Dr. McGeer said she finds it “mind boggling” that medical journals that publish Dr. Jefferson’s work do not question his provocative analyses.
“Scientists are passionate about what they do. All of us have belief systems and sometimes, as with any human endeavor, your belief system overwhelms the scientific evidence,” she said. “The purpose of scientific method, the purpose of publication is to get back the objectivity … And we are not doing that effectively with Dr. Jefferson.”
All that squabbling aside, there’s no shortage of evidence backing up the claim that flu shots are ineffective, and that OTHER anti-flu strategies DO work! So it’s becoming increasingly difficult to justify the stance that yearly flu vaccinations are based on scientific evidence showing demonstrable benefits.
The current review in question looked at the effectiveness of immunizing nursing-home workers to protect the elderly in their care. After reviewing five studies conducted between 1997 and 2009, the results show the vaccination campaigns had NO EFFECT on the number of confirmed influenza cases.
They also concluded that vaccinating staff has no proven impact on reducing the number of related pneumonia cases, or pneumonia-linked deaths – which by the way accounts for the vast majority of what the CDC counts as “flu deaths.”
These findings echo previous scientific conclusions.
Here are several other examples showing that flu vaccines do not work for ANY age group:
- A study published in the October 2008 issue of the Archives of Pediatric & Adolescent Medicine found that vaccinating young children against the flu had no impact on flu-related hospitalizations or doctor visits during two recent flu seasons. The researchers concluded that “significant influenza vaccine effectiveness could not be demonstrated for any season, age, or setting” examined.
- A 2008 study published in the Lancet found that influenza vaccination was NOT associated with a reduced risk of pneumonia in older people. This also supports an earlier study, published in The New England Journal of Medicine.
- Research published in the American Journal of Respiratory and Critical Care Medicine also confirms that there has been no decrease in deaths from influenza and pneumonia in the elderly, despite the fact that vaccination coverage among the elderly has increased from 15 percent in 1980 to 65 percent now.
- In 2007, researchers with the National Institute of Allergy and Infectious Diseases, and the National Institutes of Health published this conclusion in the Lancet Infectious Diseases:“We conclude that frailty selection bias and use of non-specific endpoints such as all-cause mortality, have led cohort studies to greatly exaggerate vaccine benefits.”
- A large-scale, systematic review of 51 studies, published in the Cochrane Database of Systematic Reviews in 2006, found no evidence that the flu vaccine is any more effective than a placebo in children.

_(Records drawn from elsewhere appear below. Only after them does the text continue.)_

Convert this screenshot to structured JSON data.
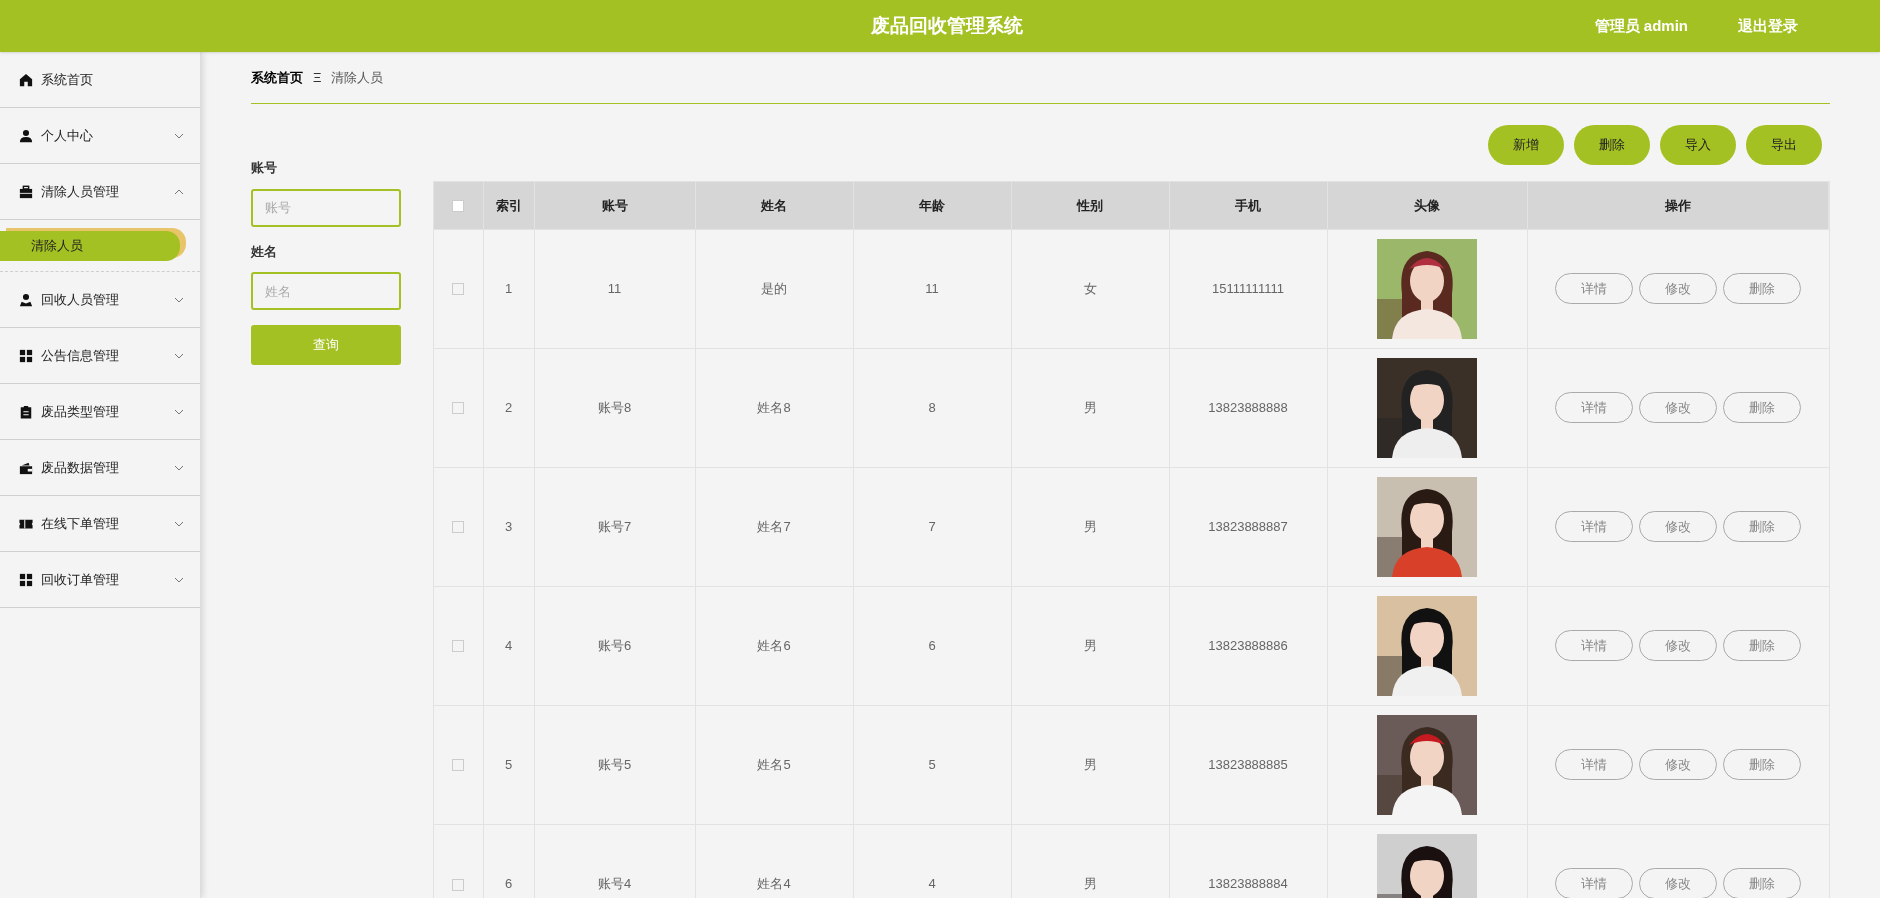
{
  "header": {
    "title": "废品回收管理系统",
    "user": "管理员 admin",
    "logout": "退出登录"
  },
  "sidebar": {
    "items": [
      {
        "label": "系统首页",
        "kind": "link"
      },
      {
        "label": "个人中心",
        "kind": "group",
        "expanded": false
      },
      {
        "label": "清除人员管理",
        "kind": "group",
        "expanded": true,
        "children": [
          {
            "label": "清除人员",
            "selected": true
          }
        ]
      },
      {
        "label": "回收人员管理",
        "kind": "group",
        "expanded": false
      },
      {
        "label": "公告信息管理",
        "kind": "group",
        "expanded": false
      },
      {
        "label": "废品类型管理",
        "kind": "group",
        "expanded": false
      },
      {
        "label": "废品数据管理",
        "kind": "group",
        "expanded": false
      },
      {
        "label": "在线下单管理",
        "kind": "group",
        "expanded": false
      },
      {
        "label": "回收订单管理",
        "kind": "group",
        "expanded": false
      }
    ]
  },
  "breadcrumb": {
    "home": "系统首页",
    "separator": "Ξ",
    "current": "清除人员"
  },
  "search": {
    "fields": [
      {
        "label": "账号",
        "placeholder": "账号"
      },
      {
        "label": "姓名",
        "placeholder": "姓名"
      }
    ],
    "button": "查询"
  },
  "actions": [
    "新增",
    "删除",
    "导入",
    "导出"
  ],
  "table": {
    "select_all": {
      "checked": false
    },
    "columns": [
      "索引",
      "账号",
      "姓名",
      "年龄",
      "性别",
      "手机",
      "头像",
      "操作"
    ],
    "rows": [
      {
        "checked": false,
        "cells": [
          "1",
          "11",
          "是的",
          "11",
          "女",
          "15111111111"
        ],
        "avatar": {
          "kind": "picture"
        },
        "buttons": [
          "详情",
          "修改",
          "删除"
        ]
      },
      {
        "checked": false,
        "cells": [
          "2",
          "账号8",
          "姓名8",
          "8",
          "男",
          "13823888888"
        ],
        "avatar": {
          "kind": "picture"
        },
        "buttons": [
          "详情",
          "修改",
          "删除"
        ]
      },
      {
        "checked": false,
        "cells": [
          "3",
          "账号7",
          "姓名7",
          "7",
          "男",
          "13823888887"
        ],
        "avatar": {
          "kind": "picture"
        },
        "buttons": [
          "详情",
          "修改",
          "删除"
        ]
      },
      {
        "checked": false,
        "cells": [
          "4",
          "账号6",
          "姓名6",
          "6",
          "男",
          "13823888886"
        ],
        "avatar": {
          "kind": "picture"
        },
        "buttons": [
          "详情",
          "修改",
          "删除"
        ]
      },
      {
        "checked": false,
        "cells": [
          "5",
          "账号5",
          "姓名5",
          "5",
          "男",
          "13823888885"
        ],
        "avatar": {
          "kind": "picture"
        },
        "buttons": [
          "详情",
          "修改",
          "删除"
        ]
      },
      {
        "checked": false,
        "cells": [
          "6",
          "账号4",
          "姓名4",
          "4",
          "男",
          "13823888884"
        ],
        "avatar": {
          "kind": "picture"
        },
        "buttons": [
          "详情",
          "修改",
          "删除"
        ]
      }
    ]
  }
}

The studies involved 260,000 children, age 6 to 23 months.
So the question is, why do we continue doing something that has been proven ineffective many times over? As the saying goes, “Insanity is doing the same thing again and again, expecting different results.”
This certainly applies to the practice of vaccinating against the flu every year.
It is my sincere hope that conventional medicine and our health officials will see the light and heed the advice to do high-quality research on other anti-flu measures. And I couldn’t be more passionate about emphasizing the use of vitamin D for this very purpose.